-- Task goal --
The reply should give back every entry exactly as written.

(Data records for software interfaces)
________________________________________
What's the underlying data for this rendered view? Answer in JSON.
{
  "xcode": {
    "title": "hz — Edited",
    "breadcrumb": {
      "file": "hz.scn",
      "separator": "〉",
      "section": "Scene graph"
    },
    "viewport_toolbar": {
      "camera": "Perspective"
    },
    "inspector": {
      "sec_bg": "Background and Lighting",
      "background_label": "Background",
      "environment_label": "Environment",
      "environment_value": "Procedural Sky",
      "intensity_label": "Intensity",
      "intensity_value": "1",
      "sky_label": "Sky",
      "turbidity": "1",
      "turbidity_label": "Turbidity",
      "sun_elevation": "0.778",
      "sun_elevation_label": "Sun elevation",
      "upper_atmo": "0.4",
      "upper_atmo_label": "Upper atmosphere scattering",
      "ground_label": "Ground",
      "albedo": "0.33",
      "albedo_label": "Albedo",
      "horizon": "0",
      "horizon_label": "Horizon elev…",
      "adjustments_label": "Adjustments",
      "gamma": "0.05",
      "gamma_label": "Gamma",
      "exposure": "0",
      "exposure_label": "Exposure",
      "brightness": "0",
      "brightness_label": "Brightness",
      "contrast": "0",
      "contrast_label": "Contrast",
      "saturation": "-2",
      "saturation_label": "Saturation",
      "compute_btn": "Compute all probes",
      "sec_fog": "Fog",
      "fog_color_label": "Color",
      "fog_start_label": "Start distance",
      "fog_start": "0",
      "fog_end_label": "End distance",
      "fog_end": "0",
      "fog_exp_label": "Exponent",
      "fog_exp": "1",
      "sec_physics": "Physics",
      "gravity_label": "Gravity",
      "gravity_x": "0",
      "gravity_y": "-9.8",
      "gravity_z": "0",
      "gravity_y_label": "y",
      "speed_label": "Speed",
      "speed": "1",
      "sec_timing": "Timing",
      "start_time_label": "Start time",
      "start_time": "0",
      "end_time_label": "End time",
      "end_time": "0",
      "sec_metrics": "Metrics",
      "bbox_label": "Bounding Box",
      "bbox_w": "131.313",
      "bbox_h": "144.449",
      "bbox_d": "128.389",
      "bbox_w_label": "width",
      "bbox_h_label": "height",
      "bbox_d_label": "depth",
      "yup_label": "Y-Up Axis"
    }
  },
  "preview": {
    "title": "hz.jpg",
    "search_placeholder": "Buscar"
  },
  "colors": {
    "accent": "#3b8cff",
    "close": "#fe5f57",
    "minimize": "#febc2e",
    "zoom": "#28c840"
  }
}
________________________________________
-- Answer to this problem --
What's the underlying data for this rendered view? Answer in JSON.
{
  "xcode": {
    "title": "hz — Edited",
    "breadcrumb": {
      "file": "hz.scn",
      "separator": "〉",
      "section": "Scene graph"
    },
    "viewport_toolbar": {
      "camera": "Perspective"
    },
    "inspector": {
      "sec_bg": "Background and Lighting",
      "background_label": "Background",
      "environment_label": "Environment",
      "environment_value": "Procedural Sky",
      "intensity_label": "Intensity",
      "intensity_value": "1",
      "sky_label": "Sky",
      "turbidity": "1",
      "turbidity_label": "Turbidity",
      "sun_elevation": "0.778",
      "sun_elevation_label": "Sun elevation",
      "upper_atmo": "0.4",
      "upper_atmo_label": "Upper atmosphere scattering",
      "ground_label": "Ground",
      "albedo": "0.33",
      "albedo_label": "Albedo",
      "horizon": "0",
      "horizon_label": "Horizon elev…",
      "adjustments_label": "Adjustments",
      "gamma": "0.05",
      "gamma_label": "Gamma",
      "exposure": "0",
      "exposure_label": "Exposure",
      "brightness": "0",
      "brightness_label": "Brightness",
      "contrast": "0",
      "contrast_label": "Contrast",
      "saturation": "-2",
      "saturation_label": "Saturation",
      "compute_btn": "Compute all probes",
      "sec_fog": "Fog",
      "fog_color_label": "Color",
      "fog_start_label": "Start distance",
      "fog_start": "0",
      "fog_end_label": "End distance",
      "fog_end": "0",
      "fog_exp_label": "Exponent",
      "fog_exp": "1",
      "sec_physics": "Physics",
      "gravity_label": "Gravity",
      "gravity_x": "0",
      "gravity_y": "-9.8",
      "gravity_z": "0",
      "gravity_y_label": "y",
      "speed_label": "Speed",
      "speed": "1",
      "sec_timing": "Timing",
      "start_time_label": "Start time",
      "start_time": "0",
      "end_time_label": "End time",
      "end_time": "0",
      "sec_metrics": "Metrics",
      "bbox_label": "Bounding Box",
      "bbox_w": "131.313",
      "bbox_h": "144.449",
      "bbox_d": "128.389",
      "bbox_w_label": "width",
      "bbox_h_label": "height",
      "bbox_d_label": "depth",
      "yup_label": "Y-Up Axis"
    }
  },
  "preview": {
    "title": "hz.jpg",
    "search_placeholder": "Buscar"
  },
  "colors": {
    "accent": "#3b8cff",
    "close": "#fe5f57",
    "minimize": "#febc2e",
    "zoom": "#28c840"
  }
}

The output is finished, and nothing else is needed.